Oracle's lousy error messages and just overall weirdness

Today's rant has to do with Oracle's strange job application software system, and the fact that I've found it notoriously unreliable.

I have fought with this system when applying for jobs with Huntington Bank and Dish Network (applying for a job with the latter was nothing short of a 2 hour fight with the worst system ever made.)

Now to be fair, I can't tell if a lot of the error messages I encounter with this system is the fault of the company who uses it and doesn't do a very good job at setting it up. Of course, based on the problems I've experienced with it, that implies to me that setting it up is a straight up nightmare.

This system likes to throw up really awesome error messages. Best in the industry. Ellison should be proud.

I think I was trying to change my address in my profile when this occurred:

In fact, doing anything with this system today resulted in this error message:

Persistence pays off with this system. If you get that error message, just try over and over again. It'll work eventually.

Actually this wasn't a bad day with this system, I had worst days with this system, including:

And if you were bold enough to find out what the exception details'd get:

Oh man!
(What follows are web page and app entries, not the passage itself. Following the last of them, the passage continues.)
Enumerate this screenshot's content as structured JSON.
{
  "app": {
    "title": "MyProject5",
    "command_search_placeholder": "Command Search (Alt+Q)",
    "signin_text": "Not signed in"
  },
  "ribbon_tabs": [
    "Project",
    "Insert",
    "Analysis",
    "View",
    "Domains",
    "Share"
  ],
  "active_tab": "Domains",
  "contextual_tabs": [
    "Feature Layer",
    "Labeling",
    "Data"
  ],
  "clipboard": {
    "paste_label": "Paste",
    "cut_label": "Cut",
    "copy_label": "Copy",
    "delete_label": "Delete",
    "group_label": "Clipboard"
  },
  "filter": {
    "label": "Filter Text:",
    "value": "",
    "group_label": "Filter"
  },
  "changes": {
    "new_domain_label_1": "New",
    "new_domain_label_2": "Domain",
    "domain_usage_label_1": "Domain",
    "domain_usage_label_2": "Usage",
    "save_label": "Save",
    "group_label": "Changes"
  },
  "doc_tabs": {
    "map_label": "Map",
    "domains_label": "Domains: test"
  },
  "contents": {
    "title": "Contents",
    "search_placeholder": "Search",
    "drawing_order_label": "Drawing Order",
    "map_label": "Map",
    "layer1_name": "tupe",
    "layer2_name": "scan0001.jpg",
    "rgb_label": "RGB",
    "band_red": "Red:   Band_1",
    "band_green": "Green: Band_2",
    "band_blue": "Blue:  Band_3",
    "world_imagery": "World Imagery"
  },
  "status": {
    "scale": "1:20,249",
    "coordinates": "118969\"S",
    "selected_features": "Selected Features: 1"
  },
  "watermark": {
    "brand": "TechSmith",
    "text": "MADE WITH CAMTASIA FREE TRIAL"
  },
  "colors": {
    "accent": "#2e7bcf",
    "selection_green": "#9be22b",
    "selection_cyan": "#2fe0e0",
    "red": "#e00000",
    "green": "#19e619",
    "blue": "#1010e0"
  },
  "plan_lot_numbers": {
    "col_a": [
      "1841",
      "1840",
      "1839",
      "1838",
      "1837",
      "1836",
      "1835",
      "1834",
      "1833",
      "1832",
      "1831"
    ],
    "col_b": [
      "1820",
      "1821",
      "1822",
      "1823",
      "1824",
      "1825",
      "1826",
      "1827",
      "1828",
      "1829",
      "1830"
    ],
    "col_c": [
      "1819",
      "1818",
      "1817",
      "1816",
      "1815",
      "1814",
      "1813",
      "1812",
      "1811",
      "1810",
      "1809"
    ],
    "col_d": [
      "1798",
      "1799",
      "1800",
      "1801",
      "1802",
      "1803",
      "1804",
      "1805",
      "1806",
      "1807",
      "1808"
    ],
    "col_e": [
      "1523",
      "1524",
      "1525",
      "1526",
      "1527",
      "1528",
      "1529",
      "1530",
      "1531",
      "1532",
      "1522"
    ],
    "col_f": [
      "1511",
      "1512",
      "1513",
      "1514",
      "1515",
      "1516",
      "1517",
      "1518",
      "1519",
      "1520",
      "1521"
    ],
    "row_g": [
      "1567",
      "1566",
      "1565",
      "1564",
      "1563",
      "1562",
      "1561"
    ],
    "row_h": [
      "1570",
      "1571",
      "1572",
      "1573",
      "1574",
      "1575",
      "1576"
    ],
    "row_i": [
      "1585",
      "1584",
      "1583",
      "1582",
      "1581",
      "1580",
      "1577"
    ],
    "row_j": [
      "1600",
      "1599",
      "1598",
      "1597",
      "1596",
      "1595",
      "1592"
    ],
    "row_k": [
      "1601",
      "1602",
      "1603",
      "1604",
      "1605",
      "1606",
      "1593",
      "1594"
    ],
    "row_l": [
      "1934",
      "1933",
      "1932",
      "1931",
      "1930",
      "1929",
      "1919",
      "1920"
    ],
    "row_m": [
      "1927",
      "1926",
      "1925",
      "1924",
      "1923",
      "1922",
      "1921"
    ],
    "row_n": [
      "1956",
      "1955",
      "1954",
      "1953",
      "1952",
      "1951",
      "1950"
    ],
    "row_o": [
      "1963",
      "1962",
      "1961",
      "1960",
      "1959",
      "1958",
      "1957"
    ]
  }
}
Does that clear things up!

In fact, this one day, I found a diagnostics page in my Huntingon profile. Maybe I wasn't supposed to see this information. I can only wonder for whom this type of information is useful, because, while I'm not a computer science guy, it seems like this page isn't helpful diagnosing anything at all.

Going back to error messages though, one day I got this one:

That was encountered one day on the Dish Network/Echostar page. You know, if my login isn't associated with a person, with what is it associated?

I know I've complained before about hiring sites that require pop-up blocker to be turned off. other site in the world requires me to have pop-up blocker off. If your site does, you've made it wrong. I turn off pop-up blocker so rarely that I don't remember how to do it.

This gets me into one of the odder aspects of Oracle's system.

It's cute you enter in the state two letter abbreviation, then you press the flashlight, and...voila! The system adds the correct state under the field so you know that it knows that VT stands for "Vermont." See? No confusion...umm...I guess I don't really know what the purpose of this is, but it's a completely unnecessary step.

Now in this next error message, this completely unnecessary step prevented me from moving on.

In the state section, I knew that the computer was looking for one of 50 state abbreviation codes. In the "status" section I didn't know what it was looking for, but I could see that it most definitely wasn't liking the word "Graduated" as indicated by the suck-ass error message I received. However, I had no idea what terminology it was looking for instead, because pressing the flashlight all on its own without anything in the field wouldn't return to me a list of possible entries. (Don't ask me how I figured this problem out, I don't remember.)

The Oracle system doesn't like to tell you requirements before you encounter them. For instance, setting up a password for the login....

Ok. That was the first time I was told I needed a number in the password. Ok. No big deal, it's like, such an important login man, that I need to have the a number in the password. Ok, so I'll add a number and try again...

Oh! Apparently I need to have an upper case character in my password, at least, that's what was defined by whoever thought that my password needed to be really strong to protect my resume, but didn't bother creating a proper error message for it...or even explaining it to me from the get-go. That's ok, I'll add an uppercase character and then I should be...

Really Dish Network? No repeating characters? It's not like repeating characters all on their own make the password easier to guess at, not that it matters because this password is protecting absolutely nothing of consequence.

So there ya go...three pointless, completely different error messages about password strength. Impressive, huh?